All you get on the Internet is commercial PR agencies repeating what the manufacturer's PR agency wants you to believe about these printers. Why have there been no reliable reports on the Sun FastJet? And why is the Inca Digital Onset functional whereas the Sun FastJet has issues? Both are made in the same factory (actually in adjacent buildings). Another question is to what degree is the choice of Sericol ink a factor in any of this?

In early 2010 I heard an additional disparaging comment on the Sun FastJet, so unless I can see it in action myself, either in the factor or at a beta site, II will rely on comments of the other printshop owners who kindly provide feedback to FLAAR.

It seems that if a printshop needs a digital inkjet to replace a flexographic, offset or gravure packaging printer, that there should be a more realistic source of reliable information than PR agencies (now you see why people fly the FLAAR director across the globe, since it is a lot more economical to cut to the chase and get the facts on what is really functional and what is just a Success Story by a PR agency).

What kind of transport mechanism for short-run packaging

With UV-cured printers you have many options: dedicated flatbed, moving transport belt (combo), roll-to-roll, and several other methods to move the packaging material. Naturally the engineering system depends on the size, weight, thickness, and other features of the packaging material: what if the material is thin? Maybe the extreme heat of the UV-curing lamps would melt or distort it!

So here is another reason why packaging company managers and owners like to speak with FLAAR: we already have twelve years in the inkjet printing world. Plus there is a lot more to packaging printing than production: the world of proofing is crucial. And often the brand owner wants to test a new design or new color in a specific market: here is the obvious need for figuring out which new ink, which printer, can handle proofing and perhaps short run.
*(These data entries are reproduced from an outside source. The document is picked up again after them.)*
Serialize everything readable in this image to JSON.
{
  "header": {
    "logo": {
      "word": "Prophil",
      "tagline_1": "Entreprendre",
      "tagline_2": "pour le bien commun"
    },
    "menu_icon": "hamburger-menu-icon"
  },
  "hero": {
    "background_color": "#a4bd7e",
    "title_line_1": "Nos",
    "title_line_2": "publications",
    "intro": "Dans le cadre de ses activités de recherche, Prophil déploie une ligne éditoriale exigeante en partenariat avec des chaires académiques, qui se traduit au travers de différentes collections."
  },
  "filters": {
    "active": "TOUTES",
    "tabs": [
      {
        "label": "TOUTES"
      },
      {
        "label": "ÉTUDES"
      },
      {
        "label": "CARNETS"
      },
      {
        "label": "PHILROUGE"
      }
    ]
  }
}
Or do you need a separate printer: one for proofing and one for short-run production!

The seeming failure of year after year after year, of millions after millions of dollars from Sun Ink, and still no resounding success, naturally raises the question of what other companies are also having issues. And which other company is having success.

We have our own short list of printers that can replace flexo for packaging. We have initial pros and cons, and have basic knowledge of issues and benefits of each platform: this is information you will not get at a demo room, not get from a sales rep, and never see in any trade magazine. These are all reasons why packaging printing companies come to FLAAR. Indeed we are also consultants for custom-made packaging printers: we access whether a packaging company should consider a custom-made machine.

So download our information on consulting and let's see how FLAAR can assist in your search for an optimal printing for packaging (and how to discretely avoid printers that look good at a trade show booth, but have issues once they are out in the real world).

Considering how much you will pay for the wrong printer, the consulting fee is a good deal. At least we can alert you to a reality check printer-by-printer.

Most recently updated February 8, 2010.

First posted Jan. 5, 2006. Updated Oct 30, 2006, Nov 27, 2006, June 18, 2007, Nov. 13, 2009.